TASK REQUIREMENTS: Return every entry exactly.

Excerpts from an interface dataset
+ + + +
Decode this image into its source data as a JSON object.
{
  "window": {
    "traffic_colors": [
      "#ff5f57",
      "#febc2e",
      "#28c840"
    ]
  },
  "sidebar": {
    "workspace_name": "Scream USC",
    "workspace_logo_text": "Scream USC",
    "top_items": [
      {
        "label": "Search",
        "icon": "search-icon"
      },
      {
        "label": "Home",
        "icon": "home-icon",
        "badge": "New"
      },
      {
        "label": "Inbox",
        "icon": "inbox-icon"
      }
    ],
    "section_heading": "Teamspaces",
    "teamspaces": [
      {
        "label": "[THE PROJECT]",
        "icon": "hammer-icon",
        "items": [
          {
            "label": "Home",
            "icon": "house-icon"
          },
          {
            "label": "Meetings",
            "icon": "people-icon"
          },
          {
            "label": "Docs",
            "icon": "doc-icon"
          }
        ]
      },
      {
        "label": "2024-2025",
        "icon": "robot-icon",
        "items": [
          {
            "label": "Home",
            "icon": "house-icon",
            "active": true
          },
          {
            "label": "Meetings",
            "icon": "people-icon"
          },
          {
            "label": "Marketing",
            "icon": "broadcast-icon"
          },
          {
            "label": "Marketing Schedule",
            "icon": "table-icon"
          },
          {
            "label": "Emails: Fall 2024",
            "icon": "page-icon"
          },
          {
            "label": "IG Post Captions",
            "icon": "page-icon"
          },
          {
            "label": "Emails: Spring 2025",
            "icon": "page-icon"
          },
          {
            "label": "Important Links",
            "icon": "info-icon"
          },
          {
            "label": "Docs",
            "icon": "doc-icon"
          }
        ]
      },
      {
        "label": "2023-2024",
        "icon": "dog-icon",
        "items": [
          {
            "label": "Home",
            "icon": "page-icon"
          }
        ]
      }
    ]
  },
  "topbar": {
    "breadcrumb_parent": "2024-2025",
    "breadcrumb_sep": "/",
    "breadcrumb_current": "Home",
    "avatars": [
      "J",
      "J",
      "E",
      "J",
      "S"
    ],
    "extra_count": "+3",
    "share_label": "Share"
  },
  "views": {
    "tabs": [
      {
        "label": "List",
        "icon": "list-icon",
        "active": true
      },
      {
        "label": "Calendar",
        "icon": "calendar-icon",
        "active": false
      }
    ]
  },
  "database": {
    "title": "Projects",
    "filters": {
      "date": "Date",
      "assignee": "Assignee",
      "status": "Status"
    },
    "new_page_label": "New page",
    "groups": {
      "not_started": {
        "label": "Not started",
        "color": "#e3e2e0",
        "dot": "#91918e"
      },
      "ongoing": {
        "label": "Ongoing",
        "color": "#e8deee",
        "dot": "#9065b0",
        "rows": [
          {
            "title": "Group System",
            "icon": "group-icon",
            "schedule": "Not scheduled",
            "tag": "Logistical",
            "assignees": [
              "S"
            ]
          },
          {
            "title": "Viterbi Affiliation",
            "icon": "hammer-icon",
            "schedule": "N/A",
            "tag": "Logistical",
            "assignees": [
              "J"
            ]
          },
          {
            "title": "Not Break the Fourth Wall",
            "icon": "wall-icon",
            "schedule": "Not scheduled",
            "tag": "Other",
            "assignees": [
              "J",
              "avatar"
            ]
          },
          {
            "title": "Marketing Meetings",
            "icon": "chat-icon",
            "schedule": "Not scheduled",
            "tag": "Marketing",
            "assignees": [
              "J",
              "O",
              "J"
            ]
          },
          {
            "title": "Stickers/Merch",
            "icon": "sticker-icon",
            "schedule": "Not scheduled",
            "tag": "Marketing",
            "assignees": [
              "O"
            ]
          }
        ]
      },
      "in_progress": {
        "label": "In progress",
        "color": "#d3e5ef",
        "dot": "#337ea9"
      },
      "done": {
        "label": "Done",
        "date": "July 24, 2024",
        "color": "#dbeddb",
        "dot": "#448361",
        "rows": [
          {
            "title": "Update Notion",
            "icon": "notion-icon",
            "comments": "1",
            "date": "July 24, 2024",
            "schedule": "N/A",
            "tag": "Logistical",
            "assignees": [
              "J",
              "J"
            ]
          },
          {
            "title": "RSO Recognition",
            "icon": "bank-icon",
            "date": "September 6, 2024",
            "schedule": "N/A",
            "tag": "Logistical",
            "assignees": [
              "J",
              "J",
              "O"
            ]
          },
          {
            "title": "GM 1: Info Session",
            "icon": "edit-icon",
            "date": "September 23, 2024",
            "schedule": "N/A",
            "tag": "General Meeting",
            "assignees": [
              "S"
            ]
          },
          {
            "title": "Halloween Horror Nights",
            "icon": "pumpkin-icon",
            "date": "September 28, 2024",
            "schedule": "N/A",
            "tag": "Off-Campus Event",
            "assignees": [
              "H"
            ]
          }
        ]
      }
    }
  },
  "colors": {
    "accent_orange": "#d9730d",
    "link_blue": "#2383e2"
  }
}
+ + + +
SOLUTION FOR THIS PROBLEM:
Decode this image into its source data as a JSON object.
{
  "window": {
    "traffic_colors": [
      "#ff5f57",
      "#febc2e",
      "#28c840"
    ]
  },
  "sidebar": {
    "workspace_name": "Scream USC",
    "workspace_logo_text": "Scream USC",
    "top_items": [
      {
        "label": "Search",
        "icon": "search-icon"
      },
      {
        "label": "Home",
        "icon": "home-icon",
        "badge": "New"
      },
      {
        "label": "Inbox",
        "icon": "inbox-icon"
      }
    ],
    "section_heading": "Teamspaces",
    "teamspaces": [
      {
        "label": "[THE PROJECT]",
        "icon": "hammer-icon",
        "items": [
          {
            "label": "Home",
            "icon": "house-icon"
          },
          {
            "label": "Meetings",
            "icon": "people-icon"
          },
          {
            "label": "Docs",
            "icon": "doc-icon"
          }
        ]
      },
      {
        "label": "2024-2025",
        "icon": "robot-icon",
        "items": [
          {
            "label": "Home",
            "icon": "house-icon",
            "active": true
          },
          {
            "label": "Meetings",
            "icon": "people-icon"
          },
          {
            "label": "Marketing",
            "icon": "broadcast-icon"
          },
          {
            "label": "Marketing Schedule",
            "icon": "table-icon"
          },
          {
            "label": "Emails: Fall 2024",
            "icon": "page-icon"
          },
          {
            "label": "IG Post Captions",
            "icon": "page-icon"
          },
          {
            "label": "Emails: Spring 2025",
            "icon": "page-icon"
          },
          {
            "label": "Important Links",
            "icon": "info-icon"
          },
          {
            "label": "Docs",
            "icon": "doc-icon"
          }
        ]
      },
      {
        "label": "2023-2024",
        "icon": "dog-icon",
        "items": [
          {
            "label": "Home",
            "icon": "page-icon"
          }
        ]
      }
    ]
  },
  "topbar": {
    "breadcrumb_parent": "2024-2025",
    "breadcrumb_sep": "/",
    "breadcrumb_current": "Home",
    "avatars": [
      "J",
      "J",
      "E",
      "J",
      "S"
    ],
    "extra_count": "+3",
    "share_label": "Share"
  },
  "views": {
    "tabs": [
      {
        "label": "List",
        "icon": "list-icon",
        "active": true
      },
      {
        "label": "Calendar",
        "icon": "calendar-icon",
        "active": false
      }
    ]
  },
  "database": {
    "title": "Projects",
    "filters": {
      "date": "Date",
      "assignee": "Assignee",
      "status": "Status"
    },
    "new_page_label": "New page",
    "groups": {
      "not_started": {
        "label": "Not started",
        "color": "#e3e2e0",
        "dot": "#91918e"
      },
      "ongoing": {
        "label": "Ongoing",
        "color": "#e8deee",
        "dot": "#9065b0",
        "rows": [
          {
            "title": "Group System",
            "icon": "group-icon",
            "schedule": "Not scheduled",
            "tag": "Logistical",
            "assignees": [
              "S"
            ]
          },
          {
            "title": "Viterbi Affiliation",
            "icon": "hammer-icon",
            "schedule": "N/A",
            "tag": "Logistical",
            "assignees": [
              "J"
            ]
          },
          {
            "title": "Not Break the Fourth Wall",
            "icon": "wall-icon",
            "schedule": "Not scheduled",
            "tag": "Other",
            "assignees": [
              "J",
              "avatar"
            ]
          },
          {
            "title": "Marketing Meetings",
            "icon": "chat-icon",
            "schedule": "Not scheduled",
            "tag": "Marketing",
            "assignees": [
              "J",
              "O",
              "J"
            ]
          },
          {
            "title": "Stickers/Merch",
            "icon": "sticker-icon",
            "schedule": "Not scheduled",
            "tag": "Marketing",
            "assignees": [
              "O"
            ]
          }
        ]
      },
      "in_progress": {
        "label": "In progress",
        "color": "#d3e5ef",
        "dot": "#337ea9"
      },
      "done": {
        "label": "Done",
        "date": "July 24, 2024",
        "color": "#dbeddb",
        "dot": "#448361",
        "rows": [
          {
            "title": "Update Notion",
            "icon": "notion-icon",
            "comments": "1",
            "date": "July 24, 2024",
            "schedule": "N/A",
            "tag": "Logistical",
            "assignees": [
              "J",
              "J"
            ]
          },
          {
            "title": "RSO Recognition",
            "icon": "bank-icon",
            "date": "September 6, 2024",
            "schedule": "N/A",
            "tag": "Logistical",
            "assignees": [
              "J",
              "J",
              "O"
            ]
          },
          {
            "title": "GM 1: Info Session",
            "icon": "edit-icon",
            "date": "September 23, 2024",
            "schedule": "N/A",
            "tag": "General Meeting",
            "assignees": [
              "S"
            ]
          },
          {
            "title": "Halloween Horror Nights",
            "icon": "pumpkin-icon",
            "date": "September 28, 2024",
            "schedule": "N/A",
            "tag": "Off-Campus Event",
            "assignees": [
              "H"
            ]
          }
        ]
      }
    }
  },
  "colors": {
    "accent_orange": "#d9730d",
    "link_blue": "#2383e2"
  }
}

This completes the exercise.